"To say what a difference a year makes is a huge understatement. It's a big difference this year," said Jay Akridge, Glenn W. Sample Dean of Purdue Agriculture, at the Indiana State Fair, where a panel of agricultural experts analyzed the report, which offers the first look at expected harvests for 2013. Purdue Extension organized the panel.
Akridge, who moderated the panel, noted in his opening remarks that the report "sets up potential for a huge crop."
Panelists were Purdue Extension agricultural economist Chris Hurt, Purdue Extension agronomists Bob Nielsen and Shaun Casteel, Indiana State Department of Agriculture Director Gina Sheets and USDA-NASS Indiana State Statistician Greg Matli.
"We have a lot more grain this year, which will get much of the industry back to work," Hurt said. "The much bigger crop has producers and agronomists smiling, but the economists are not smiling. A larger crop means lower prices."
While those lower prices could mean lower farm incomes, they also could offer some good news to food consumers. Prices of raw ingredients will be down, meaning retail food-price increases could moderate to less than the rate of inflation, Hurt said.
In Indiana, USDA expects corn farmers to produce just shy of 1 billion bushels at 979.4 million, compared with 596.9 million bushels in 2012.
About two-thirds of the state's corn is rated good to excellent, which is welcome news to growers this late in the season, said Nielsen, corn specialist. "Half of Indiana's corn crop was planted after the 15th of May, which is the third latest in the last 10 years," he said. "But we've learned that the planting date is not always a direct predictor of yield."
According to Nielsen, Indiana corn development is about 1-2 weeks behind schedule, but moderate temperatures and timely rainfall meant the crop pollinated with little environmental stress.
The story is similar for the state's soybean crop, said Casteel, soybean specialist. Planting was delayed, but farmers made up ground and had most of the state's soybeans in the ground within 2-3 weeks in May.
USDA expects Indiana soybean growers to produce 261.5 million bushels, up from 223.5 million bushels in 2012. "Right now, soybean development is about a week behind, but we are set for good seed fill if we get the weather to finish it out," Casteel said.

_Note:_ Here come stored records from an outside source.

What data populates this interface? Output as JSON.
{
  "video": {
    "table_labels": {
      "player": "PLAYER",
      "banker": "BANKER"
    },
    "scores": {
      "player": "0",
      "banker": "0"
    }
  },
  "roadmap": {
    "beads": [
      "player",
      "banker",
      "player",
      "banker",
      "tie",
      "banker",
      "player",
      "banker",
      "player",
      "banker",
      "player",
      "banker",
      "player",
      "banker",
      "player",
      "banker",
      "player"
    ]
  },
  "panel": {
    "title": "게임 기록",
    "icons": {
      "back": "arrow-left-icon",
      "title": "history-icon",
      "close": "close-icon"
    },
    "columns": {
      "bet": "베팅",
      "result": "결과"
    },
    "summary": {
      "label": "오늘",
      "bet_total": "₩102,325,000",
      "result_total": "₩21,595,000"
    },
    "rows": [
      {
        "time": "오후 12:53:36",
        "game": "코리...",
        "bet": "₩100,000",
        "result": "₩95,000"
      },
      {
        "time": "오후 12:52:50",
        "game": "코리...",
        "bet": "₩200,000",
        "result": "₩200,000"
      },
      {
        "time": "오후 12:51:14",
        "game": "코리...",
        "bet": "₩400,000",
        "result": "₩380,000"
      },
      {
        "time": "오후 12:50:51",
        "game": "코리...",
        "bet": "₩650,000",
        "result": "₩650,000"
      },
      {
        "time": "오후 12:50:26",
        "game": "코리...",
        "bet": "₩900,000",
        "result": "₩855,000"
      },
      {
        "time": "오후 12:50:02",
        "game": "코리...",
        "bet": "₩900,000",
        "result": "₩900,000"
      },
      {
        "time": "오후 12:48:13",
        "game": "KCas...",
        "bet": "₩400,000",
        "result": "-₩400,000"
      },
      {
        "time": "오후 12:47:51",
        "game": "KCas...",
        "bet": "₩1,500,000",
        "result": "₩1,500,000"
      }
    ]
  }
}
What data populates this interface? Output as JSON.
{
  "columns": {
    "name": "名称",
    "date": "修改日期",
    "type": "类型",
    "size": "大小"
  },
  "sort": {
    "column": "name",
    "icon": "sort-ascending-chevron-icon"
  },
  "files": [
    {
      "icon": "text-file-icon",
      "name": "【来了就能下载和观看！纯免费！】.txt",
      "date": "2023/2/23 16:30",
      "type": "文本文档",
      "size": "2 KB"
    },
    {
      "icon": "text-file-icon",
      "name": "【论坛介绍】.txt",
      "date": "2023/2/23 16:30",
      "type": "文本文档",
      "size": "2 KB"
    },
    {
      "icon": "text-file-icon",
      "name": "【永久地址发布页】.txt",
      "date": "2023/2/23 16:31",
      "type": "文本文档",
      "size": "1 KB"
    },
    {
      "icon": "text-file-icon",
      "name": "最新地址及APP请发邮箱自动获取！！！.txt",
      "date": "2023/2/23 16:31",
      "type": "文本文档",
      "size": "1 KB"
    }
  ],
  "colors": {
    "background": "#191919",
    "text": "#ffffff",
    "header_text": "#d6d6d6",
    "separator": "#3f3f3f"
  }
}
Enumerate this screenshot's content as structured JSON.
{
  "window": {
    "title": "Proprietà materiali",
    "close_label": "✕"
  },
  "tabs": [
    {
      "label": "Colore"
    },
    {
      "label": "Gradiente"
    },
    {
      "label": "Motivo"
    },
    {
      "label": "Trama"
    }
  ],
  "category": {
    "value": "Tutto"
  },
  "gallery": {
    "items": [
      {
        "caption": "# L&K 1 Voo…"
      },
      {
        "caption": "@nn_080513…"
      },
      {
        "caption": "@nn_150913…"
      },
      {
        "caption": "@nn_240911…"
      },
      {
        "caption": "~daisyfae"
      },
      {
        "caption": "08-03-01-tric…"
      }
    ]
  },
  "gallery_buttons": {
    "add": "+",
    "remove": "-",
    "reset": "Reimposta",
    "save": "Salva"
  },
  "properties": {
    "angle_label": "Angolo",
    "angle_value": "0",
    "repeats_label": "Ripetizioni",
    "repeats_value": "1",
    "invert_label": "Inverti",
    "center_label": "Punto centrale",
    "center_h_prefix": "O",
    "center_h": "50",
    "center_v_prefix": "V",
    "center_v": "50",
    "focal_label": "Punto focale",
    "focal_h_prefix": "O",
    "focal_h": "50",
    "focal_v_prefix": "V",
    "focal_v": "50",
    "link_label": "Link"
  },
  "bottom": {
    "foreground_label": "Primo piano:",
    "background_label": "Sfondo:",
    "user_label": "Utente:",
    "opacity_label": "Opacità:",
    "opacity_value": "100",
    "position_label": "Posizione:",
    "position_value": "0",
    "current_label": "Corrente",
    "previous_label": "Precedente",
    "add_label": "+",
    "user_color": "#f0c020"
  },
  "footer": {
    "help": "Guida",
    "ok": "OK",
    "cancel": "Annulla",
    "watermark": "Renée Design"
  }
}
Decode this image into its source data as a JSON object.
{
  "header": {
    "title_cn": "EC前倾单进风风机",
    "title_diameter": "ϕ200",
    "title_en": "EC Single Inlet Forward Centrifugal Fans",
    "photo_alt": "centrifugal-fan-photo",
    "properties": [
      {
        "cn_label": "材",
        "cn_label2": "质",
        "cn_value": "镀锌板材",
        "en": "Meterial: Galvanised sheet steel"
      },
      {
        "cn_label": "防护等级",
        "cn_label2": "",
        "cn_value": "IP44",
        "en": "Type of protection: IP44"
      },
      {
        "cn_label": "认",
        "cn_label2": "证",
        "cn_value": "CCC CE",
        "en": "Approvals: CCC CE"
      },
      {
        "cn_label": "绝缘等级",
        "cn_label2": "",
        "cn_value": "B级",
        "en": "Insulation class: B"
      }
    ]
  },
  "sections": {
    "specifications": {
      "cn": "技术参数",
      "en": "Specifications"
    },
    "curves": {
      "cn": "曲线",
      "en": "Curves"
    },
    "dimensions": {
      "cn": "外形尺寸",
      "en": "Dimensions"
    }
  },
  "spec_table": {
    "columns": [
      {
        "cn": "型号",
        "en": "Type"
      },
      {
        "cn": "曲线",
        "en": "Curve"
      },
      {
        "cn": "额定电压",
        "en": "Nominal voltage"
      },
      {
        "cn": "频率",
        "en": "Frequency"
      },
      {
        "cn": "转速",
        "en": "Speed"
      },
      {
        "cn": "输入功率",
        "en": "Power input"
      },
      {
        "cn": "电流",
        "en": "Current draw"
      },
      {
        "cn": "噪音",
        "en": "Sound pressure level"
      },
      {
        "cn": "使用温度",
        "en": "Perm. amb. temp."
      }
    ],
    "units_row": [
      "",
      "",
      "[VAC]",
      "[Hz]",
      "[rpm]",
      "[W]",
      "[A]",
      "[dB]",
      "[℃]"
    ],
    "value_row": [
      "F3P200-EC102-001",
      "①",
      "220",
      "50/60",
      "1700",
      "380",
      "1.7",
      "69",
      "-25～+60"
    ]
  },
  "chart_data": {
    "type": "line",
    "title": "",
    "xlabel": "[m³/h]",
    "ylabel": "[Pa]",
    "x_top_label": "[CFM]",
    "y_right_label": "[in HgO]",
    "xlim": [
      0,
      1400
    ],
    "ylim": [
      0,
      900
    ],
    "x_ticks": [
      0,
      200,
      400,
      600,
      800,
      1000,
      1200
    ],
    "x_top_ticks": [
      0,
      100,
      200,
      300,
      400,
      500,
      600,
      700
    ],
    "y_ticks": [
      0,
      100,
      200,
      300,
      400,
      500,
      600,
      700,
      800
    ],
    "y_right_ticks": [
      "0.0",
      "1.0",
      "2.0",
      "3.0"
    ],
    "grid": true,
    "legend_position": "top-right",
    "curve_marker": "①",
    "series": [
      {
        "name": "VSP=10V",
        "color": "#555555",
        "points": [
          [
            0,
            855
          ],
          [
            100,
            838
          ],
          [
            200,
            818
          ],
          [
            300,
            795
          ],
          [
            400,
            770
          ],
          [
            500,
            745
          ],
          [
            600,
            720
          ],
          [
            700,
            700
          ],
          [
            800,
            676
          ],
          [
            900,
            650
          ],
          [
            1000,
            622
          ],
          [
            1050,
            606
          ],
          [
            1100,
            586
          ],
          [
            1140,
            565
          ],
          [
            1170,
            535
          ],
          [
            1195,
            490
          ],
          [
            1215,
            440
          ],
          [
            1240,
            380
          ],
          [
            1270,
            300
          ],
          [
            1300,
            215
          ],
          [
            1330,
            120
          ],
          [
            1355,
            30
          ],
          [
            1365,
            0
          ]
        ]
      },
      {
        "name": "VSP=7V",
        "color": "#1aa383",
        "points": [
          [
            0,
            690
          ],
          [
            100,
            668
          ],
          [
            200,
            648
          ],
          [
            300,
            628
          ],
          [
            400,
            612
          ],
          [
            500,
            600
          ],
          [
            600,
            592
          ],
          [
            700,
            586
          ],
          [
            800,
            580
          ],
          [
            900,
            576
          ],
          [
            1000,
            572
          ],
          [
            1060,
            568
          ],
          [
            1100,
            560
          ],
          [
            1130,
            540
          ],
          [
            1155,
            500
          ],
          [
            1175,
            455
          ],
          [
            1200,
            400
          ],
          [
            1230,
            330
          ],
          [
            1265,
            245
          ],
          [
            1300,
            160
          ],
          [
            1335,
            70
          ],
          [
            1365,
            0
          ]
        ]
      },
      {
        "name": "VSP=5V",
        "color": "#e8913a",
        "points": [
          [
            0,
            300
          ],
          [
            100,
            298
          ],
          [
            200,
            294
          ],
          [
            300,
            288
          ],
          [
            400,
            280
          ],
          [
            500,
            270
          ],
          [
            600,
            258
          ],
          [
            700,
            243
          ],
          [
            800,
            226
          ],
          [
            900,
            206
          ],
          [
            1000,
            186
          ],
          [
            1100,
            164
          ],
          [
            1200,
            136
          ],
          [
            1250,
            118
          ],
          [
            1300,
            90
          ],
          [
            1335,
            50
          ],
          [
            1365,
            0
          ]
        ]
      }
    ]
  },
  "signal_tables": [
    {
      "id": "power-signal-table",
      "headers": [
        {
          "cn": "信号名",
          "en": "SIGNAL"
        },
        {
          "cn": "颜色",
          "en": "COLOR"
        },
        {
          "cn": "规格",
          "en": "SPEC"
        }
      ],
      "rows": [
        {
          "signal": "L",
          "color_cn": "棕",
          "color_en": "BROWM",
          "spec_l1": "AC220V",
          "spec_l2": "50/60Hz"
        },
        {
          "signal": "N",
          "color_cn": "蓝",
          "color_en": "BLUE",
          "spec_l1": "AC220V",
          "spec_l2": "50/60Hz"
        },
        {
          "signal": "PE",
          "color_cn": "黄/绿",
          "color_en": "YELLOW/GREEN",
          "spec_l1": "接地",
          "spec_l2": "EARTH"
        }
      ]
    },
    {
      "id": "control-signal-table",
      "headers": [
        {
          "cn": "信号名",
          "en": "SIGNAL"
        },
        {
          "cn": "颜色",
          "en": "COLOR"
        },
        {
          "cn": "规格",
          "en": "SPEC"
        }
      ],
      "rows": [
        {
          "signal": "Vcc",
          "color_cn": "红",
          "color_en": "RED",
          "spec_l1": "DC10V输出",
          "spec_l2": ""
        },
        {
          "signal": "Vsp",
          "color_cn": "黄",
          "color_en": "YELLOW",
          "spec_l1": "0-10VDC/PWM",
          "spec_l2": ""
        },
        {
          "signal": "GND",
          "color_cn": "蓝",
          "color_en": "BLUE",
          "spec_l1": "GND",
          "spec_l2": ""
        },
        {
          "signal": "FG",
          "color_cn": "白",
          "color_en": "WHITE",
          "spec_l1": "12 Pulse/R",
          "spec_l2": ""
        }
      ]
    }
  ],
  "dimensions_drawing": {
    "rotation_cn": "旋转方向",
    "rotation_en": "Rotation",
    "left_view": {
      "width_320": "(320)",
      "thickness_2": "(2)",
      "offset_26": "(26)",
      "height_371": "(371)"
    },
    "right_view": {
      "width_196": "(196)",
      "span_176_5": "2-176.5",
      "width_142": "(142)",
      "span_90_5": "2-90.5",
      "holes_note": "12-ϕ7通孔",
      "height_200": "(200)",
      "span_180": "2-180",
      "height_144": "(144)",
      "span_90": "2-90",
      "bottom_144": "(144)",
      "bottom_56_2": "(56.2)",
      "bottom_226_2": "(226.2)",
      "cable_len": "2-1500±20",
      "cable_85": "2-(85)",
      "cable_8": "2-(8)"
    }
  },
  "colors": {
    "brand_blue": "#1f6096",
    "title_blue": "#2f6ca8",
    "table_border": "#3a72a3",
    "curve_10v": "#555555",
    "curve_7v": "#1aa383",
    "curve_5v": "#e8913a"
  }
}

In fact, with continuing moderate temperatures and timely rains, Hurt, Nielsen and Casteel agreed that yields could be higher than what USDA is predicting - especially since the department's numbers are based on grower surveys compiled before Aug. 1.
"This creates an opportunity to create value for the state of Indiana, " Sheets said.
The full report can be downloaded at http://www.nass.usda.gov.